Stanford rapist Brock Turner's jail sentencing—six months, for an act that faced a maximum of 14 years—has sparked outrage, fueled, in part, by the survivor's brave and powerful letter she read aloud to Turner in court, which has now been shared widely online. Santa Clara County Judge Aaron Persky decided on a lighter sentence to avoid having a "severe impact" on Turner.
To further highlight the absurdity of Turner's light sentence, here are 12 people—men and women—who spent more time behind bars than Turner is expected to serve.
Schoenwetter was sentenced to eight years in a U.S. federal prison for incorrectly importing lobster tails in a way that violated Honduran laws and regulations, which, according to The Hill, was a crime in the United States. Schoenwetter served nearly six years in prison and was released in 2010 at the age of 64.
Long before Allen rose to fame on Home Improvement, he was arrested at a Michigan airport in possession of more than 650 grams of cocaine. Allen could have received life in prison, but eventually served just over two years in federal prison, according to CBS News. To receive the lighter sentence, he turned over the names of other drug dealers.
Fields was arrested in New Orleans in October 1999 after borrowing a car from a friend that he didn't know was stolen, according to The Huffington Post. He was sentenced to life in prison because it was his third strike, after being previously arrested for possession of crack cocaine and simple robbery.
Nodd was sentenced to 30 years in prison for her involvement in a crack cocaine conspiracy, after just one month of involvement, according to CNN. She was released after serving 21 years of her sentence, when sentencing guidelines regarding crack cocaine cases were reformed in 2011.
Mizanskey was sentenced to life in prison without parole on a non-violent, marijuana-related offense in 1996. Mizanskey was finally released in 2015 after nearly 20 years in prison because the law under which Mizanskey was originally sentenced had changed, according to The Associated Press.
Snipes, the actor and martial arts master, served a three-year prison sentence after being convicted on federal tax charges. He willfully failed to file tax returns for 1999, 2000, and 2001, according to CNN. Snipes tried to appeal his sentence to the Supreme Court by arguing that it was too harsh for a misdemeanor charge, but the court denied it.
Lockwood was charged with prescription drug trafficking after purchasing a one-month prescription of a pain reliever in Florida. Lockwood took a 15-year plea bargain to avoid even more time behind bars, according to Rolling Stone. The state of Florida eventually passed a law to raise the weight limits for opioid cases, but she remains in prison.
The star of Real Housewives of New Jersey was sentenced to 15 months in prison for a number of fraud charges, including multiple counts of bankruptcy fraud and conspiracy to commit mail and wire fraud, according to NJ.com. After serving 11 months, she was released and her husband, Joe, began his 41 months of jail time shortly after.
Angelos, a music producer from Utah, was sentenced to 55 years behind bars for possessing a firearm while selling marijuana in 2004, according to The Associated Press. He was released just last week after serving 12 years of his sentence.

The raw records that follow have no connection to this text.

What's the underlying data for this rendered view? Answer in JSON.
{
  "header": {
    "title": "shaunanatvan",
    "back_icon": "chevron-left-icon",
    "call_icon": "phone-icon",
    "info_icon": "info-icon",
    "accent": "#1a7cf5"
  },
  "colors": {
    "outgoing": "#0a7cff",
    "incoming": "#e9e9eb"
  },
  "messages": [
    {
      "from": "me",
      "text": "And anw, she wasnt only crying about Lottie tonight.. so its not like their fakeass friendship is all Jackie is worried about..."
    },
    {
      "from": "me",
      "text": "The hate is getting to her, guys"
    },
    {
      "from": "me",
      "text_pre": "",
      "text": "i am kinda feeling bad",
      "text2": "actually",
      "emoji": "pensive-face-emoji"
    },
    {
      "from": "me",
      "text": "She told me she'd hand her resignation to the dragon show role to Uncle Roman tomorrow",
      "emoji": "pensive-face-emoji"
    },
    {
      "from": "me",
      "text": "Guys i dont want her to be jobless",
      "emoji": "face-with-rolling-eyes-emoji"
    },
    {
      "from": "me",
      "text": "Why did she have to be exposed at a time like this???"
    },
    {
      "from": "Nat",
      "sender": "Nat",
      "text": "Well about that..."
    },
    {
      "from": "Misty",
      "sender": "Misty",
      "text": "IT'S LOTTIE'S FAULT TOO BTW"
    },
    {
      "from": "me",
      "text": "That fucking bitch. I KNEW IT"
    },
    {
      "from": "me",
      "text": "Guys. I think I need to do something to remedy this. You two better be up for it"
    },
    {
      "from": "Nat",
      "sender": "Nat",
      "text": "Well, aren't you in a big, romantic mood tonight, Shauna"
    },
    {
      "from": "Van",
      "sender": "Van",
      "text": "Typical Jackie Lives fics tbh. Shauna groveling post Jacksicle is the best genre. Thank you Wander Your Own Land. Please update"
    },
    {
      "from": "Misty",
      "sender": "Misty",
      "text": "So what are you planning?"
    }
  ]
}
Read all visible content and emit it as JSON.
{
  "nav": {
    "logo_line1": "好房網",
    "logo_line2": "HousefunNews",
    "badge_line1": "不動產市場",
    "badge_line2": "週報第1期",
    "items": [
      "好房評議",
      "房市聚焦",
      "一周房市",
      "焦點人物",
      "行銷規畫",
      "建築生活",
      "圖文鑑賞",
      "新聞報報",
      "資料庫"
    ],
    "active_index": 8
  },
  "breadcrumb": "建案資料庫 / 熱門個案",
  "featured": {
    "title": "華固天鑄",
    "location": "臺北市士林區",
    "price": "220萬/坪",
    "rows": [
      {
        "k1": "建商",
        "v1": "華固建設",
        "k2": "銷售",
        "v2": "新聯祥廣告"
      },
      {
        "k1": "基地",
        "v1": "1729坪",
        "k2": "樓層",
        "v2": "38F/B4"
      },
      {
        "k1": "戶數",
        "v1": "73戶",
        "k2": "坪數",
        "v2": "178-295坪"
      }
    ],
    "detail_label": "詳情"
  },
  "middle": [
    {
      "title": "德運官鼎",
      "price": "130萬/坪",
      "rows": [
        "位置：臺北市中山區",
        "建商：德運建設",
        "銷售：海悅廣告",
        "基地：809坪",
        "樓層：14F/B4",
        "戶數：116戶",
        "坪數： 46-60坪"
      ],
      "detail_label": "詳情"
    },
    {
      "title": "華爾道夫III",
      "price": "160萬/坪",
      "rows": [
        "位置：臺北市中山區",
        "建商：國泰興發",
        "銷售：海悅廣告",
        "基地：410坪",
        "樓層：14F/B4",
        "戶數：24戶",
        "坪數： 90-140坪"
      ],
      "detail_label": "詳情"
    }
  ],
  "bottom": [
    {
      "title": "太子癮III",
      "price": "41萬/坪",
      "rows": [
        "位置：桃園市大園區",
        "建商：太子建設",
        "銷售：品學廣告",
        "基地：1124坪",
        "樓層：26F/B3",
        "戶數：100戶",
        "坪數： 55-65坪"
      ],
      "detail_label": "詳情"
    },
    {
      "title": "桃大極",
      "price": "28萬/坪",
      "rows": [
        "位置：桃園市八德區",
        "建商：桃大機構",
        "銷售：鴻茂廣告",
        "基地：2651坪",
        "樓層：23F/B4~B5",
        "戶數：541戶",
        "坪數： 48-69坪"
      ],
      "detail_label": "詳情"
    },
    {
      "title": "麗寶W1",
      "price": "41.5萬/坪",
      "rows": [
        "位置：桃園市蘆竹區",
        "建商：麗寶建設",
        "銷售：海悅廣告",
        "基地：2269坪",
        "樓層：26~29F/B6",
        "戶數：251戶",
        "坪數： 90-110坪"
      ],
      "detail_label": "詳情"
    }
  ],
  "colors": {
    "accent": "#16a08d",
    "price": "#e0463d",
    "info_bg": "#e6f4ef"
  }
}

Evertson was an environmental researcher who sold sodium on eBay from his home in Alaska. He nearly went to prison in 2004 for neglecting to put the federally mandated safety sticker on the box, but was ultimately acquitted. Two years later, however, he faced a new criminal charge for abandoning fuel-cell materials. He had, according to Fox News, safely secured them when he moved back to Alaska from Idaho to care for his mother. He spent almost two years in prison for the charge.
Young was sentenced to life in prison with no parole for heroin possession when cops found her boyfriend's drugs in her car, according to The Los Angeles Times. She was one of the first people imprisoned after Michigan imposed mandatory life sentences for drug charges. When the law changed, she was released in 1998 after 20 years behind bars.
Echols was sentenced to two 10-year prison sentences back to back after police found at least 50 grams of crack cocaine and an assault rifle at his home, according to Time magazine. Echols was a promising college football player and father who was selling crack to pay for school. His stiff sentence is often criticized because of the federal sentencing structure that is harsher on crack cocaine than powder cocaine. He is still in prison and is scheduled for release in 2023.
Follow Marie Claire on Facebook for the latest celeb news, beauty tips, fascinating reads, livestream video, and more.